The big headlines from the 2018 midterm elections: Republicans strengthened control of the U.S. Senate and Democrats gained control of the House of Representatives. And some races are still too close to call.

But there is much more to unpack from the election results. What issues motivated Americans at the polls? What message did Americans send to Congress and the Trump Administration? What can a divided government accomplish over the next two years?

Rachel Campos-Duffy, Fox News host and wife of re-elected Wisconsin Congressman Sean Duffy, joined with me for a post-mortem discussion on the 2018 midterm elections.

Patrice: Rachel, what message do you think Americans sent with Tuesday's election results?

Rachel: Election night was a mixed bag.

The message from the Left was loud and clear: We hate Trump. Obstruct. Resist.

The message from Independent women in the suburbs was that they want more civility and decorum from their political leaders.

In rural America and the Rust Belt, where they can’t afford to send messages about style, they’re grateful for the blue-collar revival President Trump and the Republican Congress sparked. The companies and industries that Democrats said were “gone forever” to Mexico, China, and Vietnam are back and hiring!

Working class Americans from the towns where I live in Northwestern Wisconsin care more about results and knowing that someone in power is fighting for them – that they won’t be forgotten in a global economy. The results in just two years of Republican leadership have been undeniably good. The America First agenda is about their jobs and families. They resent the implication that there is anything racist about putting American families, farmers and workers first.

Finally, the American people sent a message loud and clear that the dirty tricks played by Democrats to stop the Kavanaugh confirmation would not be tolerated. Democrats were punished in this election for their evil plan. I hope the Democrats learned their lesson and that the women who have already admitted to lying about Brett Kavanaugh are punished by our justice system. What they did not only hurt the Kavanaugh family, it hurts real victims of sexual assault.


Patrice: Speaking of women, in this so-called “Year of the Woman” women notched many victories in the House and Senate. Which one or two races stood out to you and why?

Rachel: I was excited for Rep. Marsha Blackburn’s race. Her opposition was ruthless, going so low as to brand her a racist and a white supremacist.

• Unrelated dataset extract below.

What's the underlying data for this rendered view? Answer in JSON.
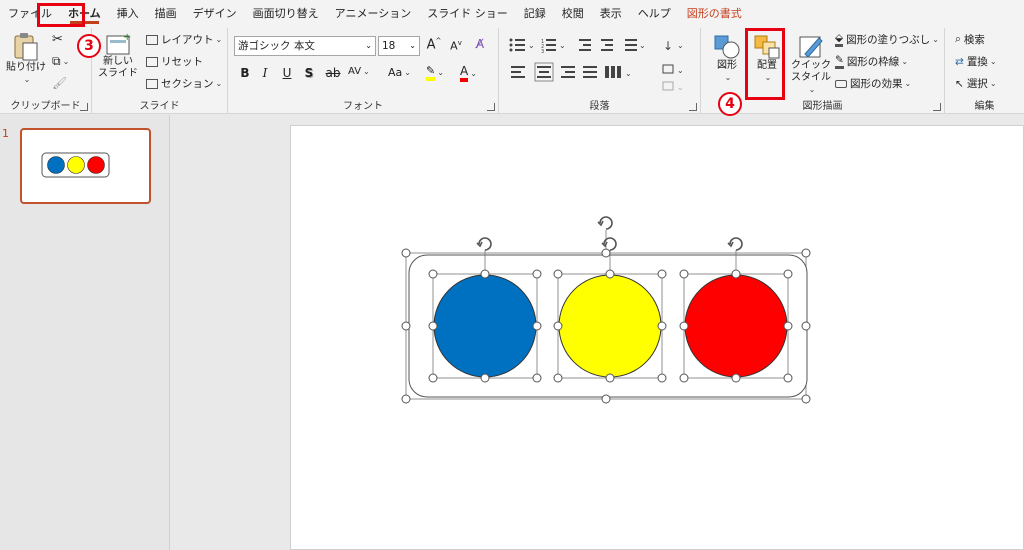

To me, these kinds of attacks are the ones the public should be most concerned about. They have the effect of turning good people away from the idea of public service. I was also glad to see that celebrity endorsements are losing their power. Voters are too smart to think that Taylor Swift has any idea about what is best for their families.


Patrice: Rep. Blackburn had a hilarious response to Swift’s endorsement the next morning, saying “Well, I hope Taylor will shake it off.” That was a good one!

So, looking forward how do you see the next two years unfolding for major issues like immigration, the economy, and healthcare?

Rachel: Immigration will continue to dominate the political conversation. Sensible Americans want a secure border, a path to citizenship for Dreamers, legalization for otherwise law-abiding illegals living in our country right now, and a system that rewards immigrants who go through the process legally — the right way. They want fairness. It’s the reason why legal immigrants are the people most opposed to our chaotic border and visa overstay problem. Donald Trump is a deal maker. If there is a deal to be made on immigration, President Trump is probably the only one who can make it happen.


Patrice: Speaking of deal-making, is there one area of bipartisanship that you can see?

Rachel: Infrastructure could be an area of bipartisanship. America needs to update and rebuild roads, bridges, and broadband in rural areas. America’s economy has never been better and the federal government has never collected more in taxes, so now when we are growing is the time to do it.

Plus, our “Builder-in-Chief” is chomping at the bit to do it. He actually wanted to take it on first, but Speaker Paul Ryan and others convinced him to take on healthcare first. In retrospect, Trump’s political instincts were probably right. In any case, he can take it on now that the Democrats have the House. But the deal will have to include the elimination of onerous rules and regulations that inflate costs and make projects take years and years to complete.

Stay tuned for more analysis of the 2018 midterm elections.

Also read: Modern Feminist: Rachel Campos-Duffy